(i) With the two large waves of COVID-19, we clearly have built up some “natural” immunity – by this, I do not mean cross-immunity from other coronaviruses or BCG vaccines – but immunity from having COVID-19. The question is how much. A number of studies point to the levels being not higher than 20-30% in the general population; the evidence comes from antibody testing as well as model outcomes. These numbers can be higher locally, for example, some evidence points to 50% in Delhi and maybe as much as 70% in Manaus (although this last claim has proven controversial).

The levels of antibodies in the UK are between 10-20% and the models which “reconstruct” the prevalence predict about 15-30%.

(ii) There is quite a lot of renewed interest in the estimation of the “herd immunity threshold” (HIT). Simple models predict 60-70% based on R=3 as observed in Wuhan in the early stages of the epidemic; for the new strains this might be higher, but then we never observed them without any non-pharmaceutical control measures.

We, modellers, do know this is an overestimate, as it does not include various sources of heterogeneity. The question, however, is by how much it is overestimated. Some researchers originally came up with 20%, although they have been revising the numbers (I think ca 30% is the latest estimate); there are very solid papers that point out errors in this analysis. The problem is that each model makes assumptions that often are very difficult to validate.

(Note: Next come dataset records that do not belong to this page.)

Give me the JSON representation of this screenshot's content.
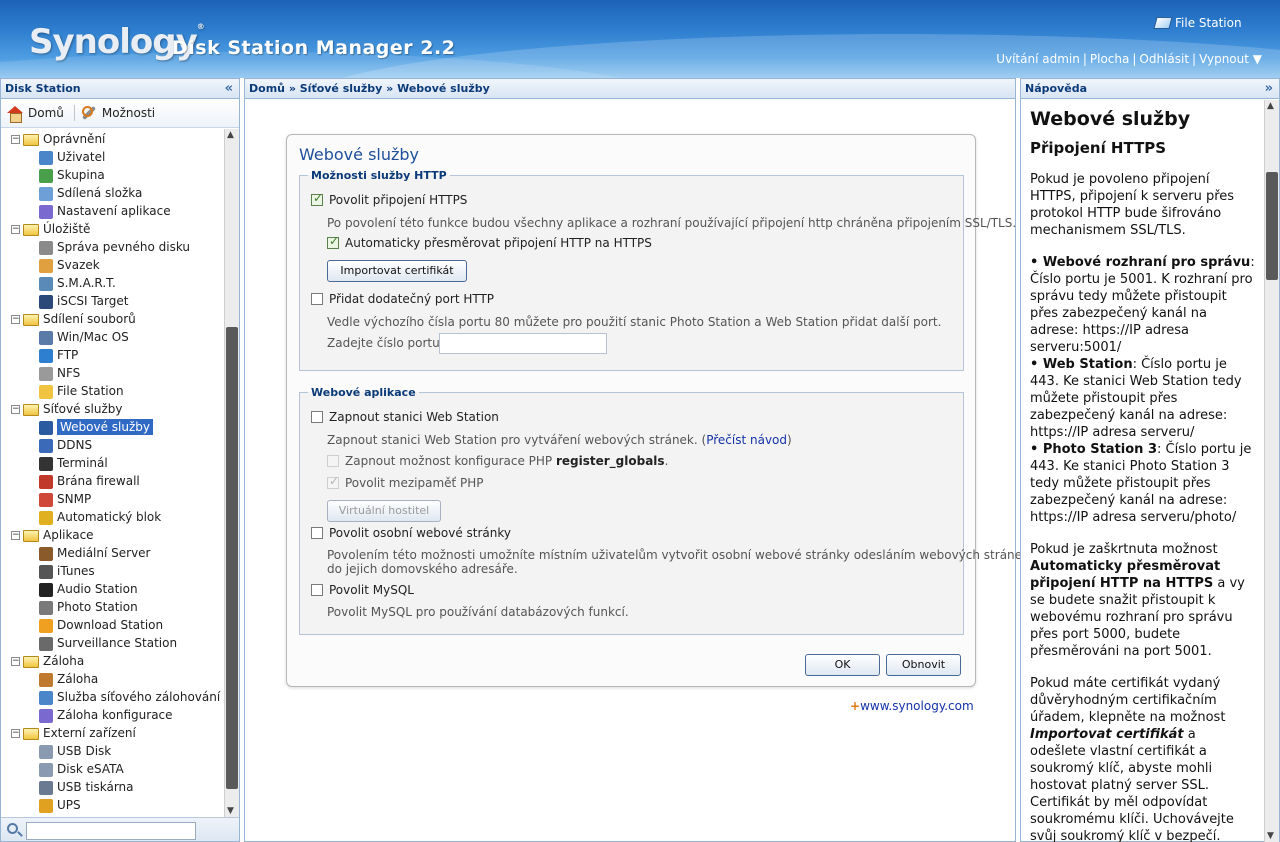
{
  "header": {
    "logo": "Synology",
    "product": "Disk Station Manager 2.2",
    "file_station": "File Station",
    "links": [
      "Uvítání admin",
      "Plocha",
      "Odhlásit",
      "Vypnout ▼"
    ]
  },
  "left_panel": {
    "title": "Disk Station",
    "toolbar": {
      "home": "Domů",
      "options": "Možnosti"
    },
    "tree": [
      {
        "type": "cat",
        "label": "Oprávnění"
      },
      {
        "type": "item",
        "label": "Uživatel",
        "icon": "user-icon",
        "color": "#4a86c8"
      },
      {
        "type": "item",
        "label": "Skupina",
        "icon": "group-icon",
        "color": "#4aa04a"
      },
      {
        "type": "item",
        "label": "Sdílená složka",
        "icon": "shared-folder-icon",
        "color": "#6e9fd6"
      },
      {
        "type": "item",
        "label": "Nastavení aplikace",
        "icon": "app-settings-icon",
        "color": "#7a6ad0"
      },
      {
        "type": "cat",
        "label": "Úložiště"
      },
      {
        "type": "item",
        "label": "Správa pevného disku",
        "icon": "hdd-icon",
        "color": "#8a8a8a"
      },
      {
        "type": "item",
        "label": "Svazek",
        "icon": "volume-icon",
        "color": "#e0a040"
      },
      {
        "type": "item",
        "label": "S.M.A.R.T.",
        "icon": "smart-icon",
        "color": "#5a8ab8"
      },
      {
        "type": "item",
        "label": "iSCSI Target",
        "icon": "iscsi-icon",
        "color": "#2b4a7a"
      },
      {
        "type": "cat",
        "label": "Sdílení souborů"
      },
      {
        "type": "item",
        "label": "Win/Mac OS",
        "icon": "winmac-icon",
        "color": "#5a7aa8"
      },
      {
        "type": "item",
        "label": "FTP",
        "icon": "ftp-icon",
        "color": "#2f7fd0"
      },
      {
        "type": "item",
        "label": "NFS",
        "icon": "nfs-icon",
        "color": "#9a9a9a"
      },
      {
        "type": "item",
        "label": "File Station",
        "icon": "file-station-icon",
        "color": "#f0c440"
      },
      {
        "type": "cat",
        "label": "Síťové služby"
      },
      {
        "type": "item",
        "label": "Webové služby",
        "icon": "web-services-icon",
        "color": "#2a5aa0",
        "selected": true
      },
      {
        "type": "item",
        "label": "DDNS",
        "icon": "ddns-icon",
        "color": "#3a6ab8"
      },
      {
        "type": "item",
        "label": "Terminál",
        "icon": "terminal-icon",
        "color": "#333333"
      },
      {
        "type": "item",
        "label": "Brána firewall",
        "icon": "firewall-icon",
        "color": "#c0392b"
      },
      {
        "type": "item",
        "label": "SNMP",
        "icon": "snmp-icon",
        "color": "#d0483a"
      },
      {
        "type": "item",
        "label": "Automatický blok",
        "icon": "lock-icon",
        "color": "#e0b020"
      },
      {
        "type": "cat",
        "label": "Aplikace"
      },
      {
        "type": "item",
        "label": "Mediální Server",
        "icon": "media-server-icon",
        "color": "#8a5a2a"
      },
      {
        "type": "item",
        "label": "iTunes",
        "icon": "headphones-icon",
        "color": "#555555"
      },
      {
        "type": "item",
        "label": "Audio Station",
        "icon": "music-note-icon",
        "color": "#222222"
      },
      {
        "type": "item",
        "label": "Photo Station",
        "icon": "photo-icon",
        "color": "#7a7a7a"
      },
      {
        "type": "item",
        "label": "Download Station",
        "icon": "download-icon",
        "color": "#f0a020"
      },
      {
        "type": "item",
        "label": "Surveillance Station",
        "icon": "camera-icon",
        "color": "#6a6a6a"
      },
      {
        "type": "cat",
        "label": "Záloha"
      },
      {
        "type": "item",
        "label": "Záloha",
        "icon": "backup-icon",
        "color": "#c07a30"
      },
      {
        "type": "item",
        "label": "Služba síťového zálohování",
        "icon": "network-backup-icon",
        "color": "#4a86c8"
      },
      {
        "type": "item",
        "label": "Záloha konfigurace",
        "icon": "config-backup-icon",
        "color": "#7a6ad0"
      },
      {
        "type": "cat",
        "label": "Externí zařízení"
      },
      {
        "type": "item",
        "label": "USB Disk",
        "icon": "usb-disk-icon",
        "color": "#8a9ab0"
      },
      {
        "type": "item",
        "label": "Disk eSATA",
        "icon": "esata-icon",
        "color": "#8a9ab0"
      },
      {
        "type": "item",
        "label": "USB tiskárna",
        "icon": "printer-icon",
        "color": "#6a7a90"
      },
      {
        "type": "item",
        "label": "UPS",
        "icon": "ups-icon",
        "color": "#e0a020"
      }
    ]
  },
  "breadcrumb": [
    "Domů",
    "Síťové služby",
    "Webové služby"
  ],
  "form": {
    "title": "Webové služby",
    "http_group": {
      "legend": "Možnosti služby HTTP",
      "https_label": "Povolit připojení HTTPS",
      "https_desc": "Po povolení této funkce budou všechny aplikace a rozhraní používající připojení http chráněna připojením SSL/TLS.",
      "redirect_label": "Automaticky přesměrovat připojení HTTP na HTTPS",
      "import_cert": "Importovat certifikát",
      "extra_port_label": "Přidat dodatečný port HTTP",
      "extra_port_desc": "Vedle výchozího čísla portu 80 můžete pro použití stanic Photo Station a Web Station přidat další port.",
      "port_label": "Zadejte číslo portu:",
      "port_value": ""
    },
    "web_apps_group": {
      "legend": "Webové aplikace",
      "web_station_label": "Zapnout stanici Web Station",
      "web_station_desc": "Zapnout stanici Web Station pro vytváření webových stránek. (",
      "read_guide": "Přečíst návod",
      "web_station_desc_end": ")",
      "php_globals_label": "Zapnout možnost konfigurace PHP ",
      "php_globals_bold": "register_globals",
      "php_globals_end": ".",
      "php_cache_label": "Povolit mezipaměť PHP",
      "virtual_host": "Virtuální hostitel",
      "personal_label": "Povolit osobní webové stránky",
      "personal_desc_1": "Povolením této možnosti umožníte místním uživatelům vytvořit osobní webové stránky odesláním webových stránek",
      "personal_desc_2": "do jejich domovského adresáře.",
      "mysql_label": "Povolit MySQL",
      "mysql_desc": "Povolit MySQL pro používání databázových funkcí."
    },
    "ok": "OK",
    "reset": "Obnovit"
  },
  "footer_link": {
    "plus": "+",
    "text": "www.synology.com"
  },
  "help": {
    "panel_title": "Nápověda",
    "h1": "Webové služby",
    "h2": "Připojení HTTPS",
    "p1": "Pokud je povoleno připojení HTTPS, připojení k serveru přes protokol HTTP bude šifrováno mechanismem SSL/TLS.",
    "b1_bold": "Webové rozhraní pro správu",
    "b1_text": ": Číslo portu je 5001. K rozhraní pro správu tedy můžete přistoupit přes zabezpečený kanál na adrese: https://IP adresa serveru:5001/",
    "b2_bold": "Web Station",
    "b2_text": ": Číslo portu je 443. Ke stanici Web Station tedy můžete přistoupit přes zabezpečený kanál na adrese: https://IP adresa serveru/",
    "b3_bold": "Photo Station 3",
    "b3_text": ": Číslo portu je 443. Ke stanici Photo Station 3 tedy můžete přistoupit přes zabezpečený kanál na adrese: https://IP adresa serveru/photo/",
    "p2_a": "Pokud je zaškrtnuta možnost ",
    "p2_bold": "Automaticky přesměrovat připojení HTTP na HTTPS",
    "p2_b": " a vy se budete snažit přistoupit k webovému rozhraní pro správu přes port 5000, budete přesměrováni na port 5001.",
    "p3_a": "Pokud máte certifikát vydaný důvěryhodným certifikačním úřadem, klepněte na možnost ",
    "p3_bold": "Importovat certifikát",
    "p3_b": " a odešlete vlastní certifikát a soukromý klíč, abyste mohli hostovat platný server SSL. Certifikát by měl odpovídat soukromému klíči. Uchovávejte svůj soukromý klíč v bezpečí."
  }
}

(iii) I found the arguments by the “low HIT” camp unconvincing and so I think we are still some way from HIT, perhaps except some locations (some places in India come to mind).

As I understand it, Manaus is a good example of the need to be cautious. The antibodies estimates in Autumn 2020 found about 70% population positive and the researchers claimed that the first wave stopped because of the HIT. Unfortunately, Manaus then experienced the “second wave” of disease, suggesting that either the antibodies levels were lower, or the protection was overcome.

One thing to realise is that the models predict that once we start approaching HIT when the infection levels are high (as now), the reduction should be relatively slow. The “threshold” is not really that dramatic.

(iv) I have the main issue with people who claim that we are already close to or at the HIT and so we can all relax, drop all precautions and just return back to “normal”. This is a recipe for disaster if – as I believe – we are not past the HIT and the consequences are terrifying. Why? It is because I do not believe the “third” lockdown will work – people will stop complying and we will have a wave of the infection going through the population again, with huge loss of life and long-COVID.

Polsat TV – cd

Brief English summary: Four widely-accepted models are used to estimate the “true” number of infections from COVID-19. The cumulative number for Poland in February 2021 is 26% (ICL) and 14% (IHME); for comparison, the UK has 37% and 16%.

Po napisaniu poprzedniego blogu, poszukałem wyników modeli dla Polski, które umożliwiają ocenę “przwdziwej” ilości zachorowań. Szczegóły są na stronie internetowej:

ICL to Imperial College London (UK)
IHME to The Institute for Health Metrics and Evaluation, University of Washington (USA)
YYG to Youyang Gu, matematyk i informatyk z USA
LSHTM to The London School of Hygiene & Tropical Medicine (UK)

Używając wyników z tych powszechnie zaakceptowanych modeli, można wyliczyć, że do tej pory 26% (ICL) lub 14% (IHME) populacji przeszło przez chorobę w okresie do lutego 2021. Wyniki podane przez YYG i LSHTM nie sięgają do 2021, ale w sierpniu (0.7%) i pazdzierniku (3.8%) były zbliżone do ICL i IHME.

Nawet przyjmując pesymistyczne wyniki z modelu Imperial College London, mamy w Polsce 26% osób potencjalnie odpornych.